DOORN – A deep winter freeze gripping the Netherlands is reawakening the national obsession with skating on frozen canals.

With subzero temperatures forecast to last more than a week, ice fever swept the nation Tuesday, offering a welcome respite from grim coronavirus news while also creating a challenge for authorities trying to uphold social distancing rules.

People around the country were rummaging through attics and dusting off long-unused skates, while businesses that sharpen skate blades reported boom times.

Ice skating is a national wintertime passion in the Netherlands, with the country's spandex-clad elite athletes dominating Winter Olympic speedskating races in recent years. Amateurs of all ages eagerly await the Arctic conditions that allow them to take to the country's vast network of canals and waterways.

But with the country in a strict coronavirus lockdown, the prospect of a long-distance skating race in the northern province of Friesland being staged for the first time since 1997 remains remote at best.

The association that organizes the 11 Cities Tour over frozen canals and lakes said in January that “under the current coronavirus measures, it is not possible to organize" the near mythical event. Since then, authorities have not relaxed the measures beyond allowing elementary school students back into classrooms this week.

The chairman of the association poured more cold water on people's hopes Tuesday, noting just what a production the race normally involves.
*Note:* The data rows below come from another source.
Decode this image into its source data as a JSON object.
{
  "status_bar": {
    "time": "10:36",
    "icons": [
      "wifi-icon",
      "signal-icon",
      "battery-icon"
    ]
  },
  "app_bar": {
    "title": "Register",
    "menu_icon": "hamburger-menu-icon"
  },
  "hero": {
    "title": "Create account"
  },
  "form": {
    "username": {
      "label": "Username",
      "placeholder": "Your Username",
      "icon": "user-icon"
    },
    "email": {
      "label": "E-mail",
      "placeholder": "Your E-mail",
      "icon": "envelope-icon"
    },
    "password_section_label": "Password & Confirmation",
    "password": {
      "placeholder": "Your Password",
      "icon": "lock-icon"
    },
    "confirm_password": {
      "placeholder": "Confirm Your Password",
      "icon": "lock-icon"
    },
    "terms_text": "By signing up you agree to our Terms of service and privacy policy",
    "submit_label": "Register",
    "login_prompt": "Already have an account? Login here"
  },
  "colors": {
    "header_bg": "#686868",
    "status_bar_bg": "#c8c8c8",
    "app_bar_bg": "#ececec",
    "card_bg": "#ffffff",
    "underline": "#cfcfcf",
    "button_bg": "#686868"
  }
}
“We're talking about a tour with 1--1.5 million spectators, 25,000 participants, thousands of volunteers and half of the Netherlands on the road,” Wiebe Wieling told national broadcaster NOS. “Every right-thinking person will realize that something like that is not possible” amid the pandemic.